German Constitutional Court: No Protection against the Seizure of Documents Relating to “Internal Investigations” at Law Firms
Law firms and the companies had put their trust in the German Constitutional Court. They had hoped that the highest German court would provide some clarity about the seizure exemption for documents relating to an internal investigation that are kept by the law firm charged with the investigation. The German Constitutional Court did provide clarity, but not of the kind the stakeholders had hoped for, because the German Constitutional Court held that it was legal to seize the documents at the US Law Firm Jones Day relating to the internal investigation at VW and Audi in connection with the diesel issue.
Volkswagen AG, the Law Firm Jones Day as well as some individual attorneys involved had filed constitutional complaints against the search warrants, the seizure, and the negative legal remedy decisions. They criticized mostly that the seizures illegally interfered with the attorney/client relationship between Volkswagen AG and Jones Day. The German Constitutional Court, however, dismissed the constitutional complaints. The reasons for the dismissals provided by the German Constitutional Court basically contain the following core statements:
- Documents resulting from an attorney/client relationship are not exempt from seizure in and of themselves, but only, if the client is a defendant already.
- As long as the initiation of proceedings against the company as the potential debtor of a corporate fine is not objectively expected yet, the company is not yet a defendant entitled to a freedom from seizure.
- The seizure protection relation to an attorney/client relationship between the attorney and the parent company cannot be applied to its subsidiaries.
- Law firms that are based abroad and who do most of their business abroad cannot claim the protection of German Basic Law.
Not much can be said against the decisions of the German Constitutional Court from a purely legal (constitutional) perspective. They clearly show, however, that there is an urgent need in practice for a legal provision governing internal investigations and corporate criminal law. The German Code of Criminal Procedure, which focuses on the traditional defense of the individual, is simply no longer suitable for the defense of companies on the basis of modern compliance parameters, which include internal investigations. It is very disconcerting and unfair from a procedural standpoint to encourage companies to investigate any violations committed by members of the company against certain regulations within the context of due compliance itself, but then not to protect any documents that may have been drafted by an attorney in connection with these internal investigations against access by a prosecutor.

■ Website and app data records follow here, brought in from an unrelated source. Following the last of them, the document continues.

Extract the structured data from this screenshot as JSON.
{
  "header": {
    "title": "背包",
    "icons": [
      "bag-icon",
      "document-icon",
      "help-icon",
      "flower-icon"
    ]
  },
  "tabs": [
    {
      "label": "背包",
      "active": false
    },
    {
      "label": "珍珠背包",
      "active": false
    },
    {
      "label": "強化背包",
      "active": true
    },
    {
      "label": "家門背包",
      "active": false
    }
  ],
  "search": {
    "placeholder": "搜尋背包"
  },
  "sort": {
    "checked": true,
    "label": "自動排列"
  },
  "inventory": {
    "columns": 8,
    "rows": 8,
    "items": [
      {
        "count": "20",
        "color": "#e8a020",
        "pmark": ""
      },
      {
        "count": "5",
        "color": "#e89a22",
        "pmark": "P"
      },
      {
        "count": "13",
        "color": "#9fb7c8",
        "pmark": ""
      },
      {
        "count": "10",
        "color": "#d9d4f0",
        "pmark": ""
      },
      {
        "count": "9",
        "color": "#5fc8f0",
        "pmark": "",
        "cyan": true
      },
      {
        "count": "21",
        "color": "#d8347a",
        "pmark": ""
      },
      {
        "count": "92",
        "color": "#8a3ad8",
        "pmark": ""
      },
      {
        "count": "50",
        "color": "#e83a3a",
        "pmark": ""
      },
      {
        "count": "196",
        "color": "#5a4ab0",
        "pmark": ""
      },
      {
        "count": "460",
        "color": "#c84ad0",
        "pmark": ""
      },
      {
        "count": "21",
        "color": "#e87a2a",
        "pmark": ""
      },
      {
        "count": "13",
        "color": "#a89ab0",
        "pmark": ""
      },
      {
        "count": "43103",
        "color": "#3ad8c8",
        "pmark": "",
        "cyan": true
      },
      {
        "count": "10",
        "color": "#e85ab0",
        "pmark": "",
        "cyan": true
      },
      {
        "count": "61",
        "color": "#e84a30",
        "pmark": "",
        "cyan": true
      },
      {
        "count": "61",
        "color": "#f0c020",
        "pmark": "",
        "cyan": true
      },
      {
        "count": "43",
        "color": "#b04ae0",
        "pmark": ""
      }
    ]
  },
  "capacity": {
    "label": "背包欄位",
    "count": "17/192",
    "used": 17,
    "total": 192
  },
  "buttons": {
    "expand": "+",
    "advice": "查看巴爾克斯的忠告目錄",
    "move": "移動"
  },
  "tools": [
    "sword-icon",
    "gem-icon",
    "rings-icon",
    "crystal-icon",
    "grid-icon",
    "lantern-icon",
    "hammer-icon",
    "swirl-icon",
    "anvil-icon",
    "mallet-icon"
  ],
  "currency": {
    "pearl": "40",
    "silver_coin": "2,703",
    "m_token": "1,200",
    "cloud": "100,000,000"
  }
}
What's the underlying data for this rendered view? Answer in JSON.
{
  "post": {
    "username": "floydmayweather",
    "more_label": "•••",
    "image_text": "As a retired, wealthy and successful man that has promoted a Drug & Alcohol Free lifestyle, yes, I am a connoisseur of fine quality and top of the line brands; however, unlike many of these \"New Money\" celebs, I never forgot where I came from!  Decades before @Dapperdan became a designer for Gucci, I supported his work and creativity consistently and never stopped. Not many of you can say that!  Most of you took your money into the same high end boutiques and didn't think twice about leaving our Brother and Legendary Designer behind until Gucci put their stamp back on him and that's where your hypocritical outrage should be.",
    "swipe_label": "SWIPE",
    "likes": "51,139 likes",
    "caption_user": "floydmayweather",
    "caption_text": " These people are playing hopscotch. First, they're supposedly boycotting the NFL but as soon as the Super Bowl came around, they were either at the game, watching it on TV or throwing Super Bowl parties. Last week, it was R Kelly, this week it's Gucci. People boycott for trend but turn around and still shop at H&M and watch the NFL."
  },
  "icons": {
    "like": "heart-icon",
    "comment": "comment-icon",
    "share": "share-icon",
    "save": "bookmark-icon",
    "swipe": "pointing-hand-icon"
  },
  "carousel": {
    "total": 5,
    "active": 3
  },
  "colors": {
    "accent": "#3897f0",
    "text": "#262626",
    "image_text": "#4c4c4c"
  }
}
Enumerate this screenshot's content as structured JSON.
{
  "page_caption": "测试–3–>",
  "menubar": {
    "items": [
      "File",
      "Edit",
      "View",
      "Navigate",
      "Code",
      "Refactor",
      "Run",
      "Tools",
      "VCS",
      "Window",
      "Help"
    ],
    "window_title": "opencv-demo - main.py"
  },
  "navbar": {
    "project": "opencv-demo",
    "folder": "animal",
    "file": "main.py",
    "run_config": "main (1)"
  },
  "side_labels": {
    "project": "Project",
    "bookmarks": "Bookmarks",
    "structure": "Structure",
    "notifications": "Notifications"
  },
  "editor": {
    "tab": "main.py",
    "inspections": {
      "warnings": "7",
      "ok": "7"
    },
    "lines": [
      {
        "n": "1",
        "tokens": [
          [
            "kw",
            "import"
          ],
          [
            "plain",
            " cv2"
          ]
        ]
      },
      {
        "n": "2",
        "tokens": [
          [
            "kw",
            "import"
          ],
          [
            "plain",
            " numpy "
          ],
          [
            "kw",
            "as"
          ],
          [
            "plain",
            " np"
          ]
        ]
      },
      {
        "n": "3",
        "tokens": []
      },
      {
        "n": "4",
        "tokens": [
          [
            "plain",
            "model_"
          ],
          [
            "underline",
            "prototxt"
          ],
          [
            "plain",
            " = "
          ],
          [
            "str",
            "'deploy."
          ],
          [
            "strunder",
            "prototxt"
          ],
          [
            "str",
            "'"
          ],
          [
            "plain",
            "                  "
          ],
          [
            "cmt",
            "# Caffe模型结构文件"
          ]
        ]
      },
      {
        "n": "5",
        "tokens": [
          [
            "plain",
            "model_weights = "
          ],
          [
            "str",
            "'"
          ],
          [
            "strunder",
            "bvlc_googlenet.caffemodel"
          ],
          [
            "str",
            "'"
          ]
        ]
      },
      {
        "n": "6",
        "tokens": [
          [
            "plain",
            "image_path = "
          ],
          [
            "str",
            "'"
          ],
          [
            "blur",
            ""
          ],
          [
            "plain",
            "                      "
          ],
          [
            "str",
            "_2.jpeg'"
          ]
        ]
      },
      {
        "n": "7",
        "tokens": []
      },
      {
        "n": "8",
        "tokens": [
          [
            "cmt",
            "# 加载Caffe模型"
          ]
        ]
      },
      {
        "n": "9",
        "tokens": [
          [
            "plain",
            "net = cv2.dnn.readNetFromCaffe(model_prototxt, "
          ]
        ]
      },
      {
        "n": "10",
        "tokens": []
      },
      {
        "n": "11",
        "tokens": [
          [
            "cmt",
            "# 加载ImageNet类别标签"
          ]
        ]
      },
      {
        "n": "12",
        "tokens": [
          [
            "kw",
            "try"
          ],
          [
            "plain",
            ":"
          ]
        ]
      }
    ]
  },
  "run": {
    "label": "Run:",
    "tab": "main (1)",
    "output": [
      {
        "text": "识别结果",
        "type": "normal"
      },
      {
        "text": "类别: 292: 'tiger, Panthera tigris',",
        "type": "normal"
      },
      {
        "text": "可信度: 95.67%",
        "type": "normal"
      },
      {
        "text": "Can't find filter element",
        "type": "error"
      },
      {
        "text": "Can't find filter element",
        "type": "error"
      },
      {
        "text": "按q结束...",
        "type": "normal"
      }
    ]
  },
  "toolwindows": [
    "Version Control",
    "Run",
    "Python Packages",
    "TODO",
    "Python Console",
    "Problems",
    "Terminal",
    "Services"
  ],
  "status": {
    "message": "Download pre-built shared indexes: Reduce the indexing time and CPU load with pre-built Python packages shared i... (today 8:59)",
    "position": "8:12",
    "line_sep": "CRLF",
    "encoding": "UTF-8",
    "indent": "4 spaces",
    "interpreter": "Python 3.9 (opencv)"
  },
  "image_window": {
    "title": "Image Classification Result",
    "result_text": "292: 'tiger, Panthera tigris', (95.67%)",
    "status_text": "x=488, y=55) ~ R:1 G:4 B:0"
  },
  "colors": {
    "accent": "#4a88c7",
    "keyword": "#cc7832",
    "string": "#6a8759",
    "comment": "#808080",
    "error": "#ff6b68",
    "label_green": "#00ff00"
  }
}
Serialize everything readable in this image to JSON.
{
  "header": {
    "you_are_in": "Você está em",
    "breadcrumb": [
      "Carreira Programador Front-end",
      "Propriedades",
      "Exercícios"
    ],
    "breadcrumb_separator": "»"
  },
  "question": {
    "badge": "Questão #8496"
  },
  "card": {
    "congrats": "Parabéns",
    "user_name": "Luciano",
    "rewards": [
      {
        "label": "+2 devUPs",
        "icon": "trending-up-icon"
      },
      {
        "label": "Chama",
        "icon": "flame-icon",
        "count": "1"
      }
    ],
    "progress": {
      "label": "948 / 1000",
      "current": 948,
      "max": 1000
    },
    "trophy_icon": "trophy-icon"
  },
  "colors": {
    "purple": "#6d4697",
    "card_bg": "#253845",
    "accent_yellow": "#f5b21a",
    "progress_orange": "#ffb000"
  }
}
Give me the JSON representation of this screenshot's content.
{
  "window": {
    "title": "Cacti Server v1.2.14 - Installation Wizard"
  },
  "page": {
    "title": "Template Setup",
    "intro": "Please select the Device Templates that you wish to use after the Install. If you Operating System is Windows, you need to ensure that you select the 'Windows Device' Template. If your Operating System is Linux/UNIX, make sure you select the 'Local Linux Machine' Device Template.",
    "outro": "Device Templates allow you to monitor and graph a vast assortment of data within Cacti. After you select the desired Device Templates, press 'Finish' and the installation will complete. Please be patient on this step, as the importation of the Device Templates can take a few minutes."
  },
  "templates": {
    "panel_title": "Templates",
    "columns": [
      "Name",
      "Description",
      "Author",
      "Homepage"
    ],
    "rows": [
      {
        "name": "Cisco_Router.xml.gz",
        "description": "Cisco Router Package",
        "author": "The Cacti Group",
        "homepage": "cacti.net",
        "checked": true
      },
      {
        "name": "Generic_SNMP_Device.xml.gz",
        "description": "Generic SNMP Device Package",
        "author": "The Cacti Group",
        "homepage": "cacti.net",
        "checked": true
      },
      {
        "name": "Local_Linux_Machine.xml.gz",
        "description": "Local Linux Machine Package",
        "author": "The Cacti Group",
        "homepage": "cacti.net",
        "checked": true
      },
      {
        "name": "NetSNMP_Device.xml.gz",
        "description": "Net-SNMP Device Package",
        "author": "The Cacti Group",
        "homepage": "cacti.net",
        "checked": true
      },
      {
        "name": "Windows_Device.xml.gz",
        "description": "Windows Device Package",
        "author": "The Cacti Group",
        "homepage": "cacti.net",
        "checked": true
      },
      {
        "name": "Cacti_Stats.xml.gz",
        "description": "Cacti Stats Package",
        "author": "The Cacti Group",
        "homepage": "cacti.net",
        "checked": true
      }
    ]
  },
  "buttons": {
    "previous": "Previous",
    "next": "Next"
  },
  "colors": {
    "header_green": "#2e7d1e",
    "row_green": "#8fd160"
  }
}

The formal argument for the lawfulness of a seizure, i.e., that the company is not (yet) a defendant while the investigations against company members are ongoing, may be in line with the provisions of the German Criminal Code of Procedure, but it is lacking. Especially the investigations in the Volkswagen case make this very clear. At the time the documents were seized, no proceedings had been initiated against the company, and the documents from the internal investigation could therefore, according to the German Constitutional Court, be seized. That did not, however, prevent the prosecution from initiating proceedings against the company at a later date, and is now armed with the results of the internal investigation. The differentiation between the proceedings against company members and the company itself therefore seems very artificial.
This uncertainty is untenable for companies from a constitutional point of view. The legal provisions for internal investigations announced in the coalition agreement should therefore contain a comprehensive prohibition of the gathering and using of evidence and information gathered by attorneys over the course of internal investigations that is similar to the “attorney privilege” known from US law. Otherwise, attorneys are degraded to auxiliary investigators of the prosecution, which is concerned about its capacities.
Should companies completely stop conducting internal investigations until the announced provisions are in place? Certainly not! Clearly, the decision by the German Constitutional Court put a significant damper on the good-faith efforts of companies to work on their “sins of the past.” Not to perform internal investigations at the start of a self-cleaning process would, however, be fatal for companies if this might cause them to continue violating the law. In response to the decisions by the German Constitutional Court, companies and attorneys should, going forward, structure their attorney/client relationships in a clearer manner. An internal investigation as a defense of the company should be clearly delimited from “normal” attorney consulting services. In addition, it is important to ensure that group companies are formally included in the attorney/client relationship with the group parent. As the case may be, an earlier cooperation with the investigating authorities may prevent them from making a surprise visit to a law firm as well.